START Given records
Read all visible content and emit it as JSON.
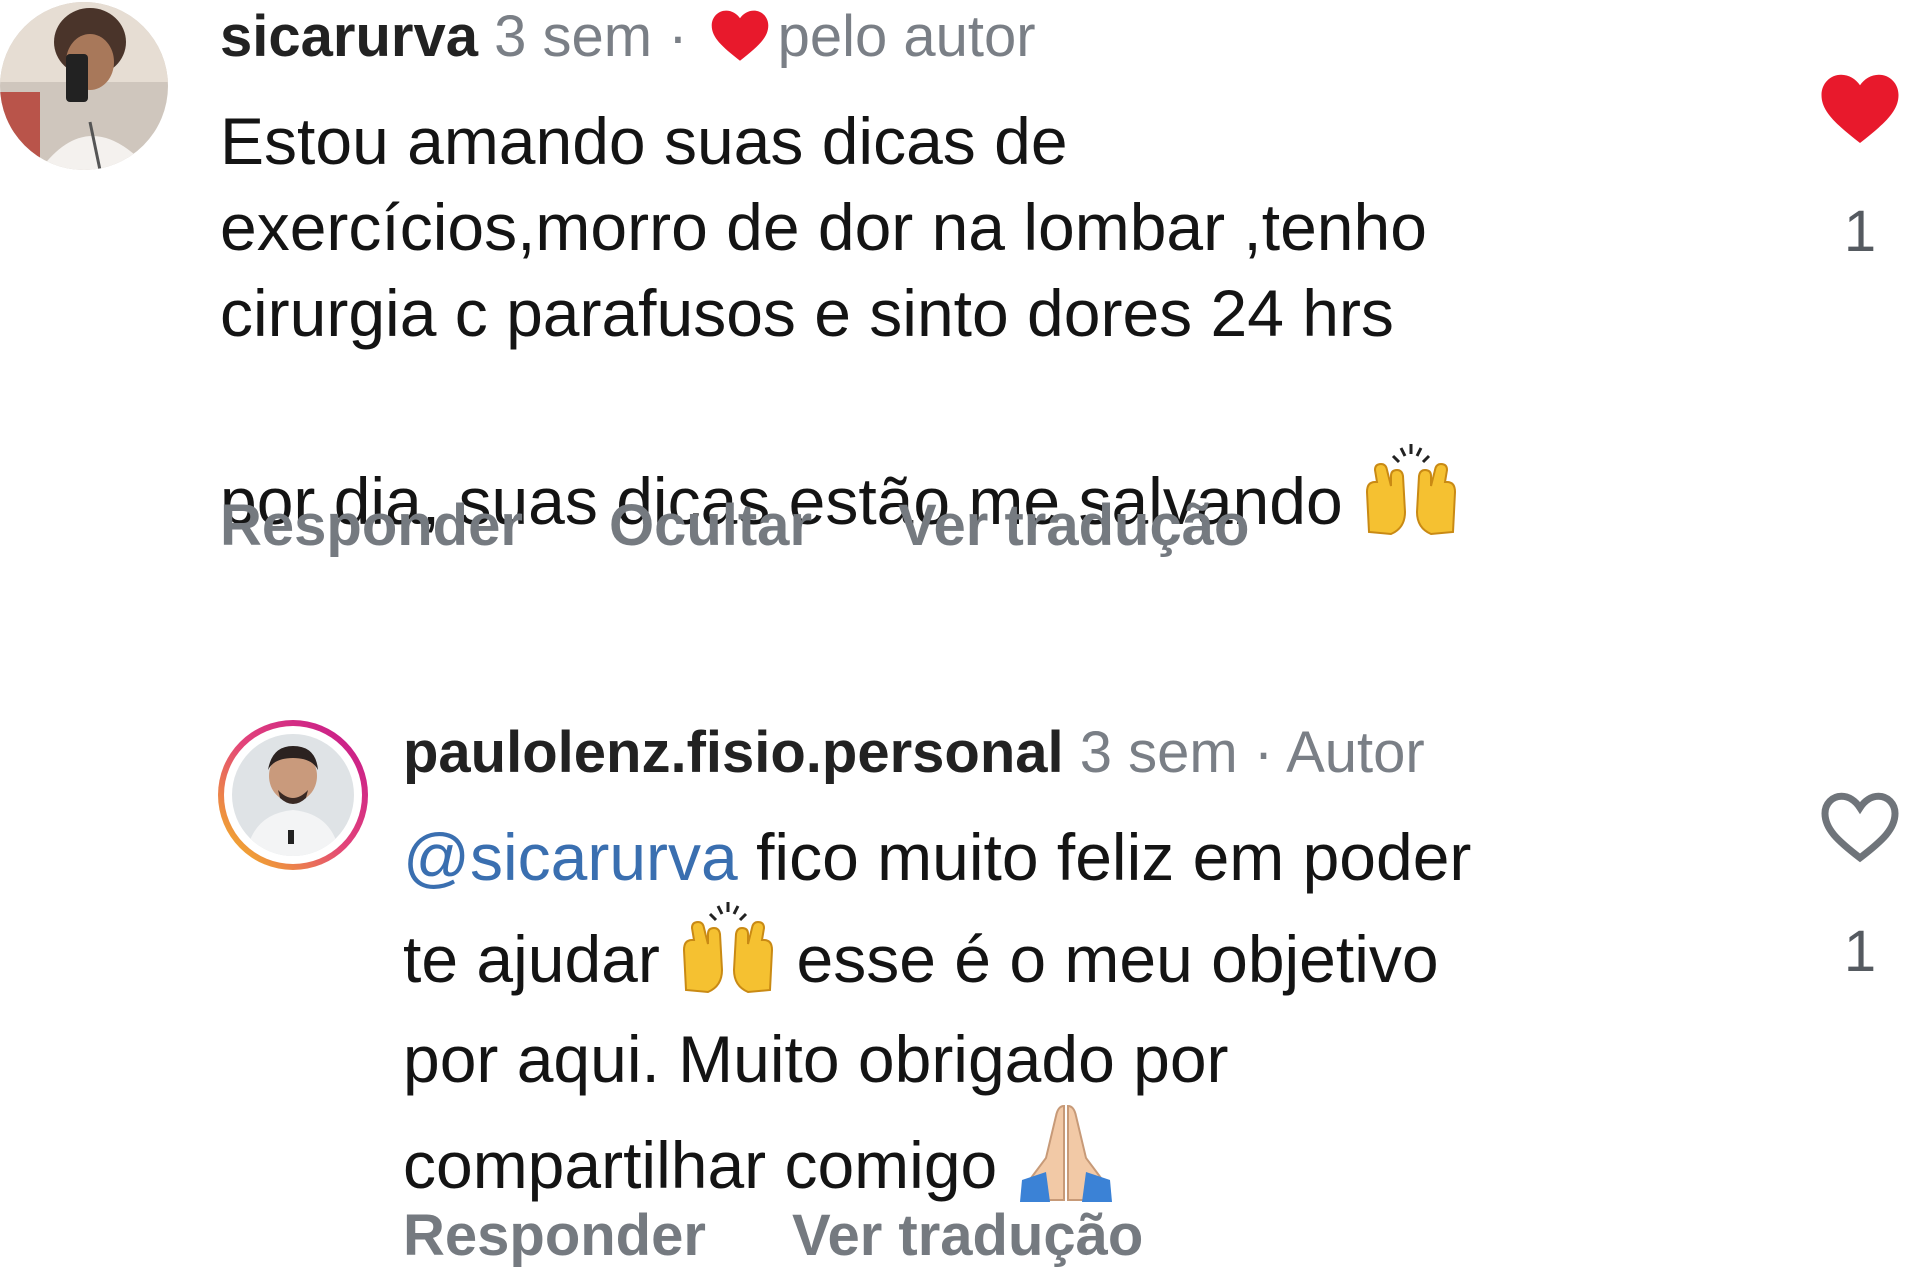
{
  "comments": [
    {
      "username": "sicarurva",
      "time": "3 sem",
      "separator": "·",
      "liked_by_author_label": "pelo autor",
      "text_lines": [
        "Estou amando suas dicas de",
        "exercícios,morro de dor na lombar ,tenho",
        "cirurgia c parafusos e sinto dores 24 hrs",
        "por dia, suas dicas estão me salvando"
      ],
      "emoji": "raising-hands",
      "actions": [
        "Responder",
        "Ocultar",
        "Ver tradução"
      ],
      "like_count": "1",
      "liked": true
    },
    {
      "username": "paulolenz.fisio.personal",
      "time": "3 sem",
      "separator": "·",
      "role_label": "Autor",
      "mention": "@sicarurva",
      "text_line1_rest": " fico muito feliz em poder",
      "text_line2_start": "te ajudar",
      "text_line2_end": "esse é o meu objetivo",
      "text_line3": "por aqui. Muito obrigado por",
      "text_line4": "compartilhar comigo",
      "emojis": [
        "raising-hands",
        "folded-hands"
      ],
      "actions": [
        "Responder",
        "Ver tradução"
      ],
      "like_count": "1",
      "liked": false
    }
  ],
  "colors": {
    "heart_red": "#e8192c",
    "meta_gray": "#7a7f86",
    "mention_blue": "#3a6fb0",
    "story_ring_start": "#f5c518",
    "story_ring_end": "#c2148e"
  }
}
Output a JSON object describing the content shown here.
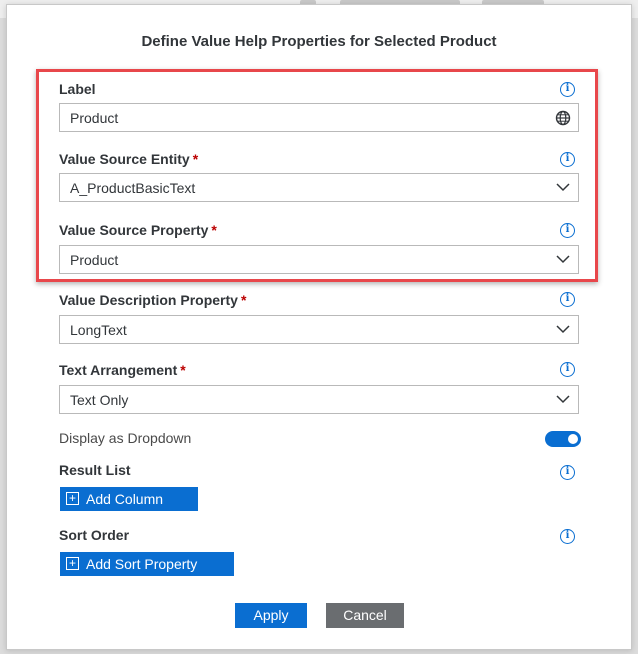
{
  "dialog": {
    "title": "Define Value Help Properties for Selected Product"
  },
  "fields": {
    "label": {
      "label": "Label",
      "value": "Product",
      "icon": "globe-icon"
    },
    "value_source_entity": {
      "label": "Value Source Entity",
      "required": "*",
      "value": "A_ProductBasicText"
    },
    "value_source_property": {
      "label": "Value Source Property",
      "required": "*",
      "value": "Product"
    },
    "value_description_property": {
      "label": "Value Description Property",
      "required": "*",
      "value": "LongText"
    },
    "text_arrangement": {
      "label": "Text Arrangement",
      "required": "*",
      "value": "Text Only"
    }
  },
  "display_dropdown": {
    "label": "Display as Dropdown",
    "enabled": true
  },
  "result_list": {
    "label": "Result List",
    "button": "Add Column"
  },
  "sort_order": {
    "label": "Sort Order",
    "button": "Add Sort Property"
  },
  "footer": {
    "apply": "Apply",
    "cancel": "Cancel"
  },
  "colors": {
    "accent": "#0a6ed1",
    "required": "#bb0000",
    "highlight": "#e8474b",
    "cancel_button": "#6a6d70"
  },
  "icons": {
    "info": "info-icon",
    "dropdown": "chevron-down-icon",
    "add": "plus-square-icon"
  }
}
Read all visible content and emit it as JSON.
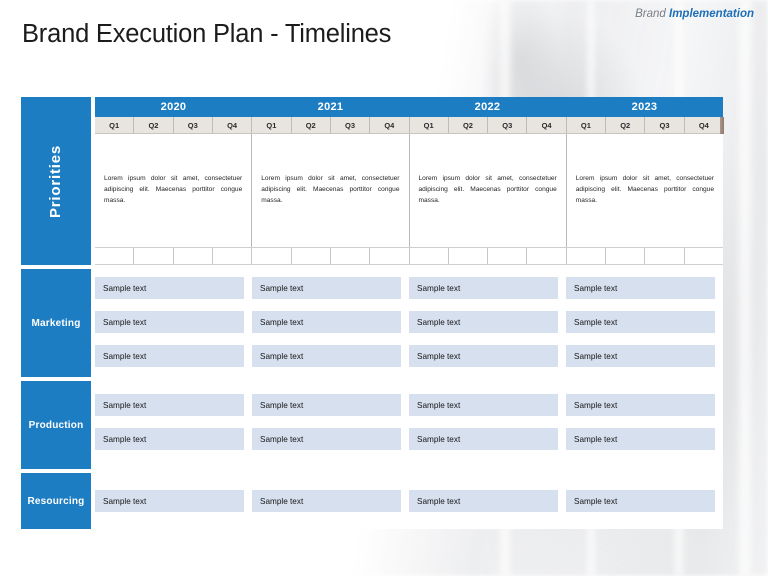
{
  "header": {
    "title": "Brand Execution Plan - Timelines",
    "brand_word": "Brand",
    "brand_accent_word": "Implementation"
  },
  "colors": {
    "primary_blue": "#1d7dc2",
    "bar_fill": "#d7e0ef",
    "quarter_header": "#e8e4e0",
    "accent_text_blue": "#1d6fb8"
  },
  "timeline": {
    "years": [
      "2020",
      "2021",
      "2022",
      "2023"
    ],
    "quarters": [
      "Q1",
      "Q2",
      "Q3",
      "Q4"
    ]
  },
  "rows": {
    "priorities": {
      "label": "Priorities",
      "cells": [
        "Lorem ipsum dolor sit amet, consectetuer adipiscing elit. Maecenas porttitor congue massa.",
        "Lorem ipsum dolor sit amet, consectetuer adipiscing elit. Maecenas porttitor congue massa.",
        "Lorem ipsum dolor sit amet, consectetuer adipiscing elit. Maecenas porttitor congue massa.",
        "Lorem ipsum dolor sit amet, consectetuer adipiscing elit. Maecenas porttitor congue massa."
      ]
    },
    "marketing": {
      "label": "Marketing",
      "bars": [
        [
          "Sample text",
          "Sample text",
          "Sample text",
          "Sample text"
        ],
        [
          "Sample text",
          "Sample text",
          "Sample text",
          "Sample text"
        ],
        [
          "Sample text",
          "Sample text",
          "Sample text",
          "Sample text"
        ]
      ]
    },
    "production": {
      "label": "Production",
      "bars": [
        [
          "Sample text",
          "Sample text",
          "Sample text",
          "Sample text"
        ],
        [
          "Sample text",
          "Sample text",
          "Sample text",
          "Sample text"
        ]
      ]
    },
    "resourcing": {
      "label": "Resourcing",
      "bars": [
        [
          "Sample text",
          "Sample text",
          "Sample text",
          "Sample text"
        ]
      ]
    }
  }
}
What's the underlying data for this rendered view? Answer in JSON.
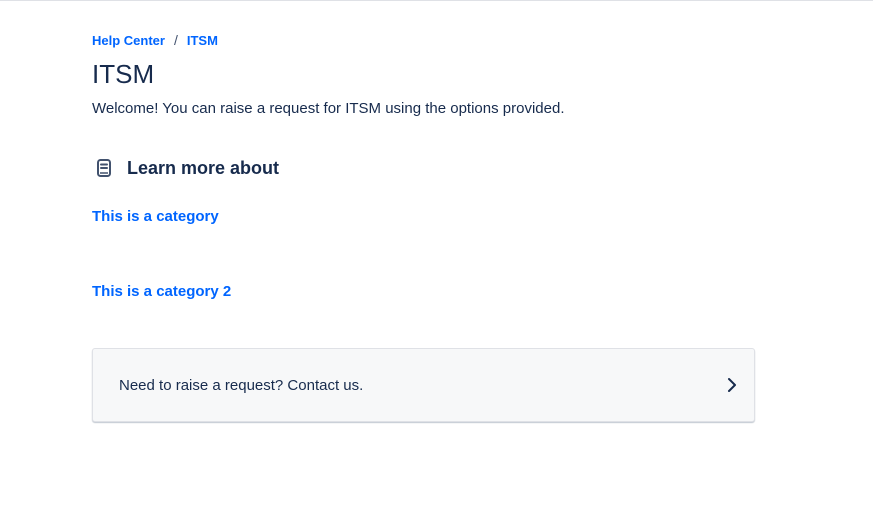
{
  "breadcrumb": {
    "items": [
      "Help Center",
      "ITSM"
    ],
    "separator": "/"
  },
  "page": {
    "title": "ITSM",
    "welcome": "Welcome! You can raise a request for ITSM using the options provided."
  },
  "section": {
    "title": "Learn more about",
    "icon": "book-icon"
  },
  "categories": [
    {
      "label": "This is a category"
    },
    {
      "label": "This is a category 2"
    }
  ],
  "contact_card": {
    "label": "Need to raise a request? Contact us.",
    "icon": "chevron-right-icon"
  },
  "colors": {
    "link": "#0065ff",
    "text": "#172b4d",
    "card_bg": "#f7f8f9",
    "border": "#dfe1e6"
  }
}
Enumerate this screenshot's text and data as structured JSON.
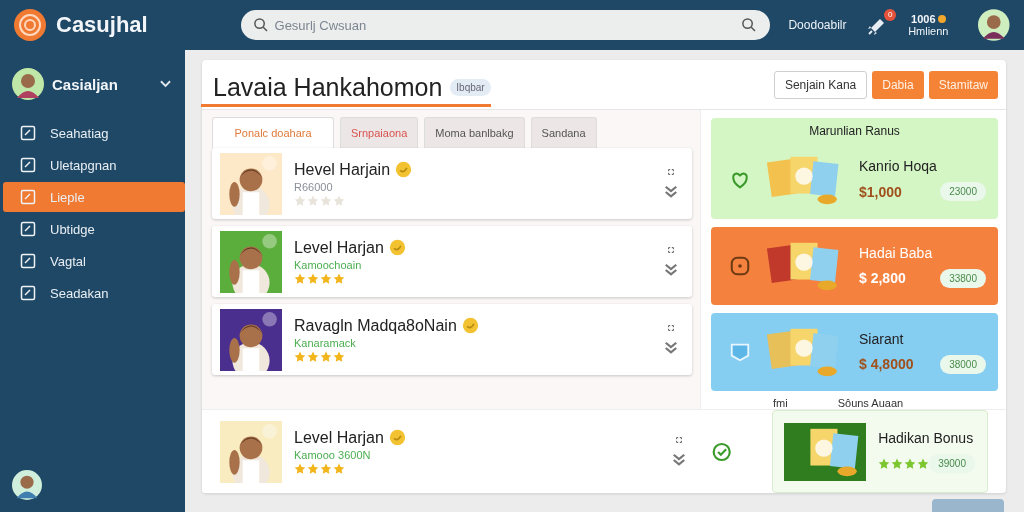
{
  "app": {
    "name": "Casujhal"
  },
  "search": {
    "placeholder": "Gesurlj Cwsuan"
  },
  "topbar": {
    "link": "Doodoabilr",
    "notification_count": "0",
    "coins": "1006",
    "coins_label": "Hmlienn"
  },
  "sidebar": {
    "user": "Casialjan",
    "items": [
      {
        "label": "Seahatiag",
        "selected": false
      },
      {
        "label": "Uletapgnan",
        "selected": false
      },
      {
        "label": "Lieple",
        "selected": true
      },
      {
        "label": "Ubtidge",
        "selected": false
      },
      {
        "label": "Vagtal",
        "selected": false
      },
      {
        "label": "Seadakan",
        "selected": false
      }
    ]
  },
  "panel": {
    "title": "Lavaia Hankahomon",
    "tag": "Ibqbar",
    "buttons": [
      {
        "label": "Senjain Kana",
        "kind": "outline"
      },
      {
        "label": "Dabia",
        "kind": "primary"
      },
      {
        "label": "Stamitaw",
        "kind": "primary"
      }
    ]
  },
  "tabs": [
    {
      "label": "Ponalc doahara",
      "selected": true,
      "color": "#e07a3a"
    },
    {
      "label": "Srnpaiaona",
      "selected": false,
      "color": "#d9534f"
    },
    {
      "label": "Moma banlbakg",
      "selected": false,
      "color": "#555555"
    },
    {
      "label": "Sandana",
      "selected": false,
      "color": "#555555"
    }
  ],
  "games": [
    {
      "title": "Hevel Harjain",
      "subtitle": "R66000",
      "color": "#8a8f99",
      "stars": 0
    },
    {
      "title": "Level Harjan",
      "subtitle": "Kamoochoain",
      "color": "#4caf50",
      "stars": 4
    },
    {
      "title": "Ravagln Madqa8oNain",
      "subtitle": "Kanaramack",
      "color": "#4caf50",
      "stars": 4
    },
    {
      "title": "Level Harjan",
      "subtitle": "Kamooo 3600N",
      "color": "#4caf50",
      "stars": 4
    }
  ],
  "bonus": {
    "title": "Marunlian Ranus",
    "section_note": "fmi",
    "section_title": "Sôuns Auaan",
    "cards": [
      {
        "kind": "price",
        "title": "Kanrio Hoqa",
        "price": "$1,000",
        "pill": "23000",
        "color": "#d4f5c4"
      },
      {
        "kind": "price",
        "title": "Hadai Baba",
        "price": "$ 2,800",
        "pill": "33800",
        "color": "#f5813f"
      },
      {
        "kind": "price",
        "title": "Siarant",
        "price": "$ 4,8000",
        "pill": "38000",
        "color": "#86cdf2"
      },
      {
        "kind": "stars",
        "title": "Hadikan Bonus",
        "stars": 4,
        "pill": "39000",
        "color": "#f3fbef"
      }
    ]
  }
}
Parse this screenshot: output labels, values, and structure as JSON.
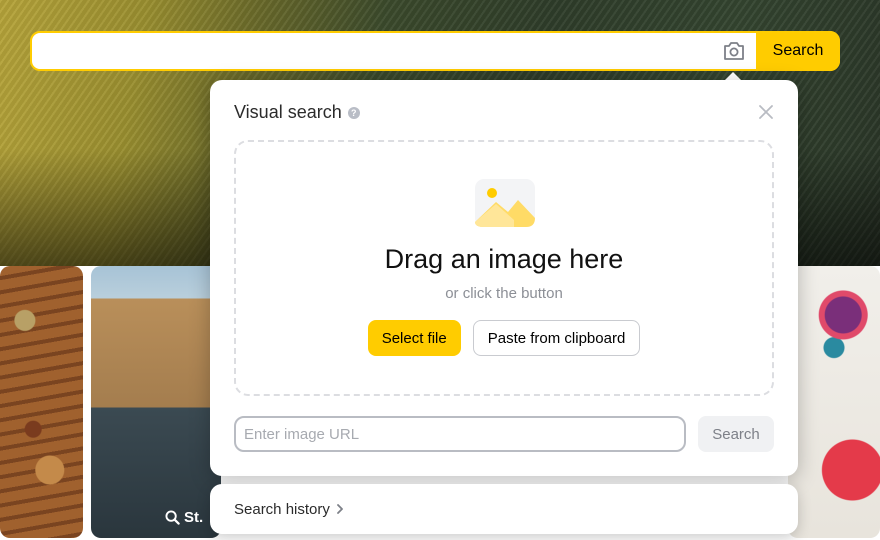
{
  "search": {
    "placeholder": "",
    "button_label": "Search",
    "camera_icon": "camera-icon"
  },
  "visual_search": {
    "title": "Visual search",
    "help_icon": "?",
    "close_icon": "close-icon",
    "drop_heading": "Drag an image here",
    "drop_subtext": "or click the button",
    "select_file_label": "Select file",
    "paste_label": "Paste from clipboard",
    "url_placeholder": "Enter image URL",
    "url_search_label": "Search"
  },
  "history": {
    "label": "Search history",
    "chevron": "›"
  },
  "gallery": {
    "city_caption": "St."
  },
  "colors": {
    "accent": "#ffcc00",
    "border": "#dcdde1",
    "muted_text": "#8c8f96"
  }
}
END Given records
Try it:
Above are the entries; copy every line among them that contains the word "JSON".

Answer to the problem:
Read all visible content and emit it as JSON.
Output a JSON object describing the content shown here.
Read all visible content and emit it as JSON.
What's the underlying data for this rendered view? Answer in JSON.
Enumerate this screenshot's text and data as structured JSON.
Parse this screenshot: output labels, values, and structure as JSON.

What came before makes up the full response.